* _What you should do_
Line by line, copy the material that follows without leaving anything out.

* _Material provided_

++++

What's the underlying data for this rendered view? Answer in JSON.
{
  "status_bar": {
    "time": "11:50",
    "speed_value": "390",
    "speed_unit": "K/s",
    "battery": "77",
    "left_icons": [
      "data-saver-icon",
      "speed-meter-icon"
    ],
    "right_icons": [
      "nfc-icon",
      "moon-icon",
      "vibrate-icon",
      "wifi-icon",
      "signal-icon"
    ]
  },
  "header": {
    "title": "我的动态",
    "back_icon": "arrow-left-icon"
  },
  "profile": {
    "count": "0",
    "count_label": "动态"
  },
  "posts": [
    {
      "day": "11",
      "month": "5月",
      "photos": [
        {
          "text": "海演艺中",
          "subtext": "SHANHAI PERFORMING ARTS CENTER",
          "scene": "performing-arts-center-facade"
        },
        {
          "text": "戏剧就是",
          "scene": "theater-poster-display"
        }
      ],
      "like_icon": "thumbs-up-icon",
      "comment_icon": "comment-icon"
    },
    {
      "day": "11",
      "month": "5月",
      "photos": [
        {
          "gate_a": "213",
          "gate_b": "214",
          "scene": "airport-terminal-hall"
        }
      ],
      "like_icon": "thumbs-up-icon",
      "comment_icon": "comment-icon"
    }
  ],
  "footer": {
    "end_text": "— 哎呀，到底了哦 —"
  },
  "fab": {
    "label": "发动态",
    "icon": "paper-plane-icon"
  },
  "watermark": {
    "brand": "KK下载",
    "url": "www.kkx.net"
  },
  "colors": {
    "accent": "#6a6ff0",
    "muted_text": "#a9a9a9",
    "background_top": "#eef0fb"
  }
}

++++

* _Result below_
What's the underlying data for this rendered view? Answer in JSON.
{
  "status_bar": {
    "time": "11:50",
    "speed_value": "390",
    "speed_unit": "K/s",
    "battery": "77",
    "left_icons": [
      "data-saver-icon",
      "speed-meter-icon"
    ],
    "right_icons": [
      "nfc-icon",
      "moon-icon",
      "vibrate-icon",
      "wifi-icon",
      "signal-icon"
    ]
  },
  "header": {
    "title": "我的动态",
    "back_icon": "arrow-left-icon"
  },
  "profile": {
    "count": "0",
    "count_label": "动态"
  },
  "posts": [
    {
      "day": "11",
      "month": "5月",
      "photos": [
        {
          "text": "海演艺中",
          "subtext": "SHANHAI PERFORMING ARTS CENTER",
          "scene": "performing-arts-center-facade"
        },
        {
          "text": "戏剧就是",
          "scene": "theater-poster-display"
        }
      ],
      "like_icon": "thumbs-up-icon",
      "comment_icon": "comment-icon"
    },
    {
      "day": "11",
      "month": "5月",
      "photos": [
        {
          "gate_a": "213",
          "gate_b": "214",
          "scene": "airport-terminal-hall"
        }
      ],
      "like_icon": "thumbs-up-icon",
      "comment_icon": "comment-icon"
    }
  ],
  "footer": {
    "end_text": "— 哎呀，到底了哦 —"
  },
  "fab": {
    "label": "发动态",
    "icon": "paper-plane-icon"
  },
  "watermark": {
    "brand": "KK下载",
    "url": "www.kkx.net"
  },
  "colors": {
    "accent": "#6a6ff0",
    "muted_text": "#a9a9a9",
    "background_top": "#eef0fb"
  }
}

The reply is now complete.